Work to complete → Starting at the line that contains "Output a JSON", quote every line through the end of the entries, word for word, skipping the pictures.

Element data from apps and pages
-----

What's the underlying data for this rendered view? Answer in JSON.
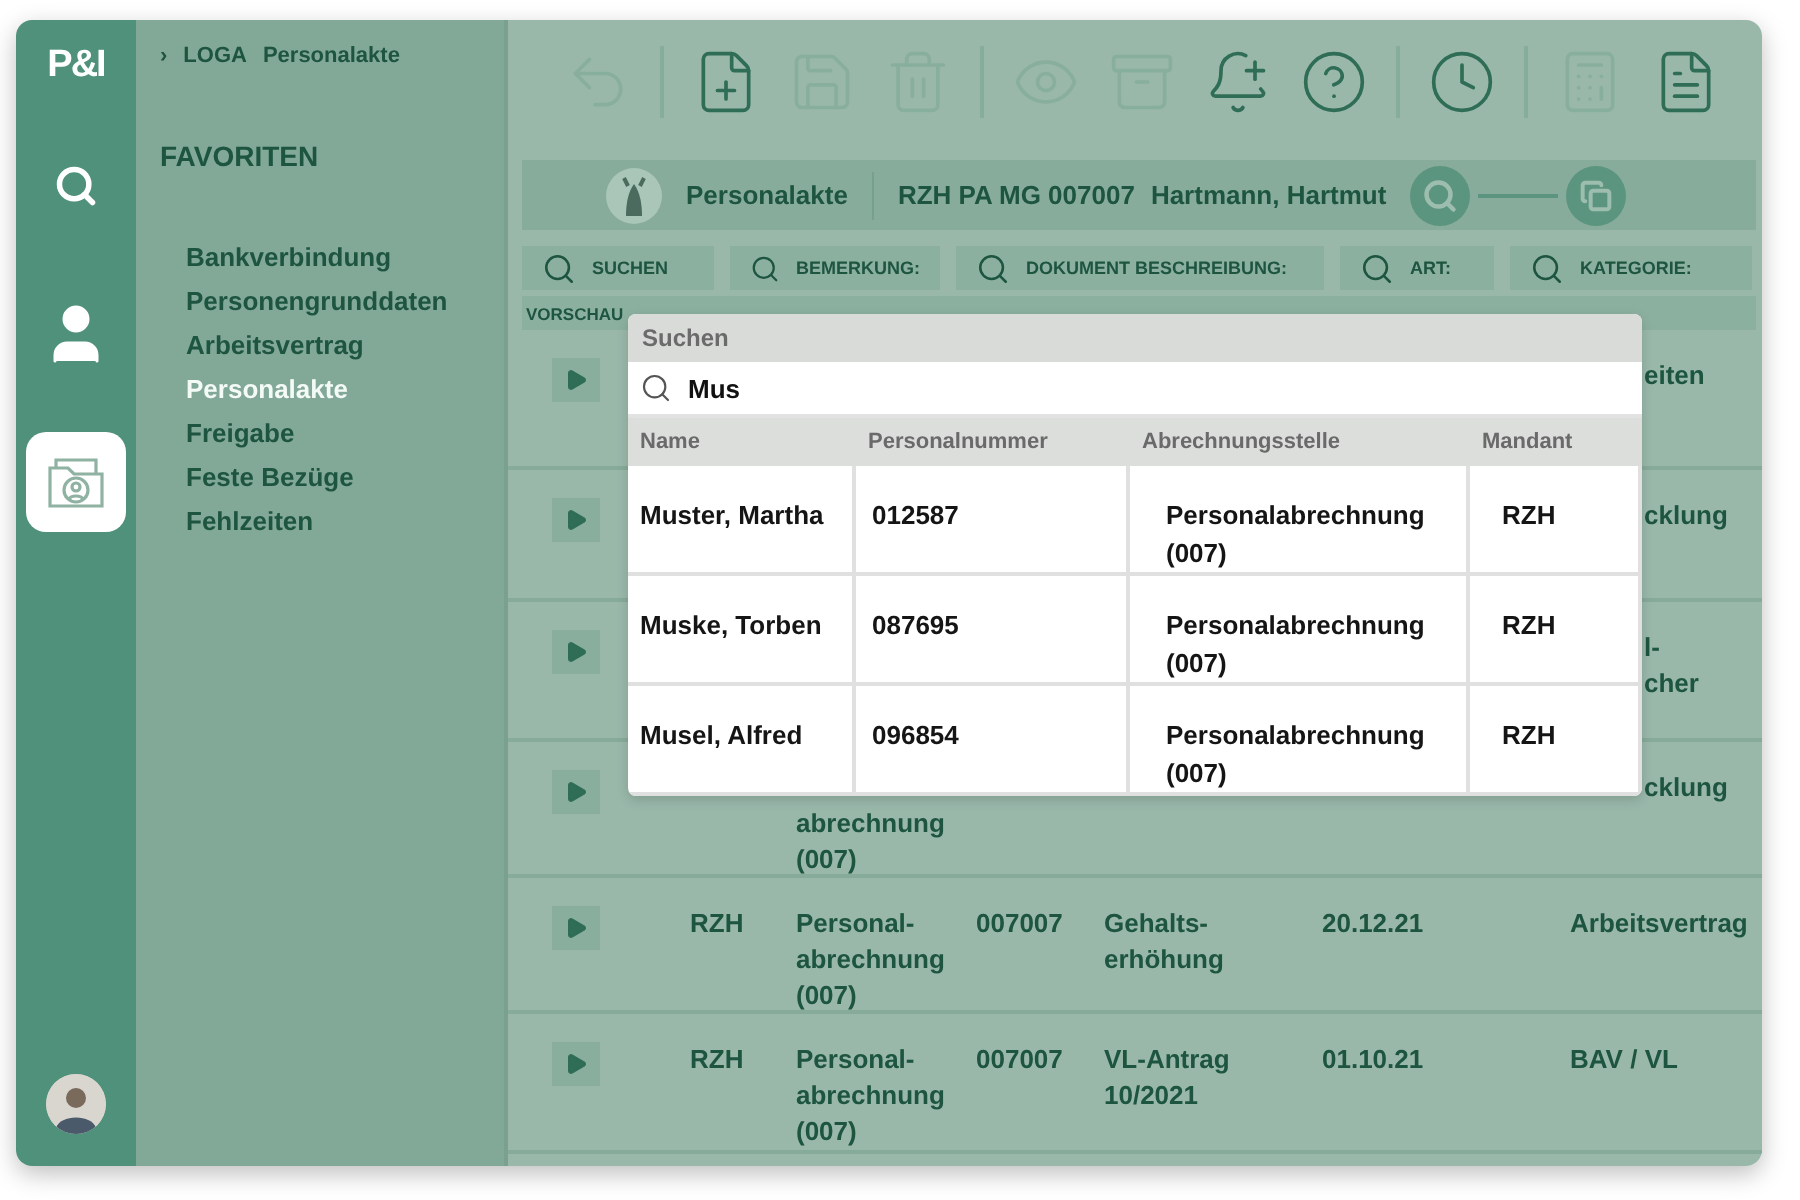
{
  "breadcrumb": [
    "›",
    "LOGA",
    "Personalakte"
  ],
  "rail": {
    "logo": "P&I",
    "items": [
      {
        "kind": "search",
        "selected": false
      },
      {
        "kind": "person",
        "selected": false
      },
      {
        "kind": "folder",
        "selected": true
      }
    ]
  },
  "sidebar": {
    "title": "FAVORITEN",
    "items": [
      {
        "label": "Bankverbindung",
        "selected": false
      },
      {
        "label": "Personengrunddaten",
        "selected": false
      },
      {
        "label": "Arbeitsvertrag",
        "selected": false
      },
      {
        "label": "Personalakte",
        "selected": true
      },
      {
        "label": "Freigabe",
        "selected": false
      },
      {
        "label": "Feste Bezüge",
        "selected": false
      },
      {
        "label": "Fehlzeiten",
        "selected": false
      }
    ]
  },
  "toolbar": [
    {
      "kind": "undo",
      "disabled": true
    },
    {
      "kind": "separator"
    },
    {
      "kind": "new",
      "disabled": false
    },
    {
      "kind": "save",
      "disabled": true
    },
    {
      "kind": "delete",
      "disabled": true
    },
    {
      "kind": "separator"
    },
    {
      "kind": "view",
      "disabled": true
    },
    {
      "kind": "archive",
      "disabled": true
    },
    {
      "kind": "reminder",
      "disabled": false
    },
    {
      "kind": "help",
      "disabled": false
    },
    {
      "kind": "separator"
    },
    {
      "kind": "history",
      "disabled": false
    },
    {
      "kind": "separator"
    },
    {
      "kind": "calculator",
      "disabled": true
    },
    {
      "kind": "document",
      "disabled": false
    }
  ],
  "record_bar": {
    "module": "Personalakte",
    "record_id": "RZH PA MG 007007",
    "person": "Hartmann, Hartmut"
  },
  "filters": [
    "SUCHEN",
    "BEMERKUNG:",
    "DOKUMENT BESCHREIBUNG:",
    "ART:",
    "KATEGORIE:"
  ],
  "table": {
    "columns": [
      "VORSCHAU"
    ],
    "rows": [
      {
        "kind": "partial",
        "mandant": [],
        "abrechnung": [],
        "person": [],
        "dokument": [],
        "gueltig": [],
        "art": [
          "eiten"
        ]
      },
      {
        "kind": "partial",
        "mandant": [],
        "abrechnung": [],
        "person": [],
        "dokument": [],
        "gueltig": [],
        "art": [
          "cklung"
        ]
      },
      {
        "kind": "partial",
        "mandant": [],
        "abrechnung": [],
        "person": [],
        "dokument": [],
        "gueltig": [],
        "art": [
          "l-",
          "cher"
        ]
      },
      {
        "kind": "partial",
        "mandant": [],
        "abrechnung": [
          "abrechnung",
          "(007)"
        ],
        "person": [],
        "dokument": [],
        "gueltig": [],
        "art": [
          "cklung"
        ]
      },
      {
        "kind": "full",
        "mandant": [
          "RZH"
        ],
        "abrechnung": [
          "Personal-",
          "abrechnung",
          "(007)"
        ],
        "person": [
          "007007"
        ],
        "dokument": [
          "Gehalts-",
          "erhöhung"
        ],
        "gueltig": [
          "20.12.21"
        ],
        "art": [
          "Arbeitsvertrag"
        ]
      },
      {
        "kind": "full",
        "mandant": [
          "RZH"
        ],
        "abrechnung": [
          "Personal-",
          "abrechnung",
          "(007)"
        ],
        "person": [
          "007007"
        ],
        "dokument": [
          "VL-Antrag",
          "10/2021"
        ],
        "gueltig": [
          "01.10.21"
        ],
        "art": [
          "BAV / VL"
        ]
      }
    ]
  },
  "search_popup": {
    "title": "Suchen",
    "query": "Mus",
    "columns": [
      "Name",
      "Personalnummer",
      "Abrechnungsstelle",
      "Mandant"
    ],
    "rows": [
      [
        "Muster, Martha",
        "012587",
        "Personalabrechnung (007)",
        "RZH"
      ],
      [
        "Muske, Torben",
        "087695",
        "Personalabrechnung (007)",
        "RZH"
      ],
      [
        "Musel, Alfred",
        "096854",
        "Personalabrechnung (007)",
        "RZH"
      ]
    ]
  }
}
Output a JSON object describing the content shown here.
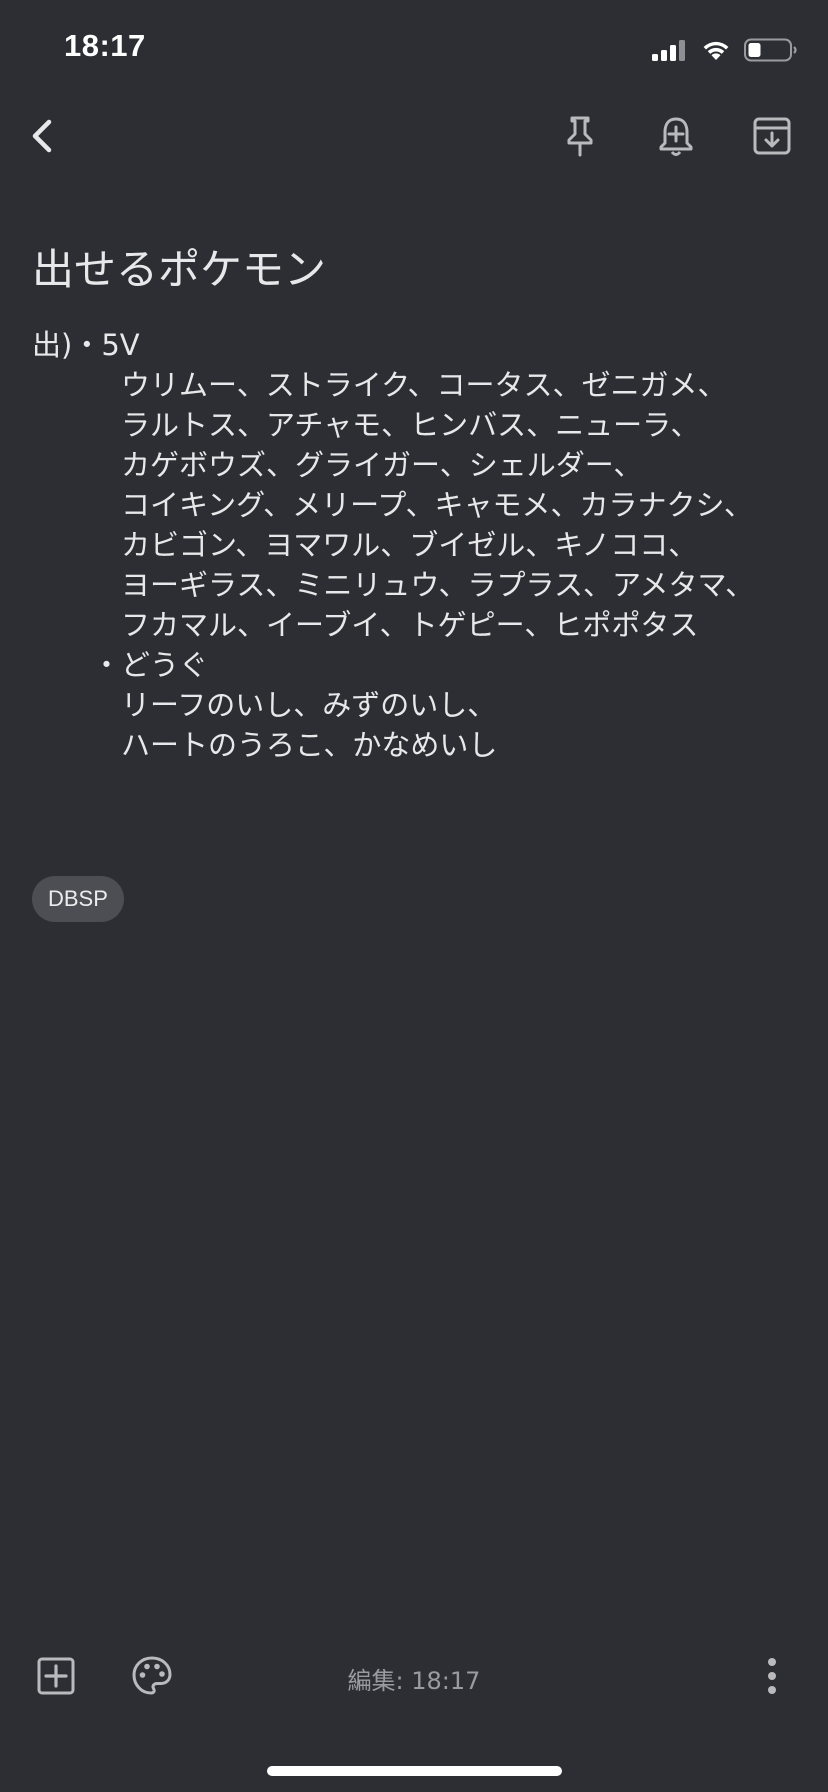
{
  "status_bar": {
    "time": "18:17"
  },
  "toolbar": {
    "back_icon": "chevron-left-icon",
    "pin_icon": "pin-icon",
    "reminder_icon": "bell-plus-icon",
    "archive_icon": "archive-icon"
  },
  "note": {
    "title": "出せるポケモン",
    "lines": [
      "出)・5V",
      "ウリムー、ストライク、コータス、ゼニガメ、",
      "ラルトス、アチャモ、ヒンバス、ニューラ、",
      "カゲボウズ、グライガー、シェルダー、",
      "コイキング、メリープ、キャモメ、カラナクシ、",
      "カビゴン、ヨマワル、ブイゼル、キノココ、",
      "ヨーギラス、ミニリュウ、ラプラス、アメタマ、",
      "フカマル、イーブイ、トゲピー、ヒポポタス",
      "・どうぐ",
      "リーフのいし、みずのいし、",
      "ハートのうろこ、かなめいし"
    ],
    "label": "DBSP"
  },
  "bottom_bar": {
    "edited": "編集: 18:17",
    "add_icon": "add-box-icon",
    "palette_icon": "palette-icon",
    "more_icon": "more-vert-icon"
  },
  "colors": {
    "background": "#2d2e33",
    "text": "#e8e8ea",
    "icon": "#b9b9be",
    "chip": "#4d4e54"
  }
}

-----

Reply to the task →
Output a JSON object describing the content shown here.
{
  "status_bar": {
    "time": "18:17"
  },
  "toolbar": {
    "back_icon": "chevron-left-icon",
    "pin_icon": "pin-icon",
    "reminder_icon": "bell-plus-icon",
    "archive_icon": "archive-icon"
  },
  "note": {
    "title": "出せるポケモン",
    "lines": [
      "出)・5V",
      "ウリムー、ストライク、コータス、ゼニガメ、",
      "ラルトス、アチャモ、ヒンバス、ニューラ、",
      "カゲボウズ、グライガー、シェルダー、",
      "コイキング、メリープ、キャモメ、カラナクシ、",
      "カビゴン、ヨマワル、ブイゼル、キノココ、",
      "ヨーギラス、ミニリュウ、ラプラス、アメタマ、",
      "フカマル、イーブイ、トゲピー、ヒポポタス",
      "・どうぐ",
      "リーフのいし、みずのいし、",
      "ハートのうろこ、かなめいし"
    ],
    "label": "DBSP"
  },
  "bottom_bar": {
    "edited": "編集: 18:17",
    "add_icon": "add-box-icon",
    "palette_icon": "palette-icon",
    "more_icon": "more-vert-icon"
  },
  "colors": {
    "background": "#2d2e33",
    "text": "#e8e8ea",
    "icon": "#b9b9be",
    "chip": "#4d4e54"
  }
}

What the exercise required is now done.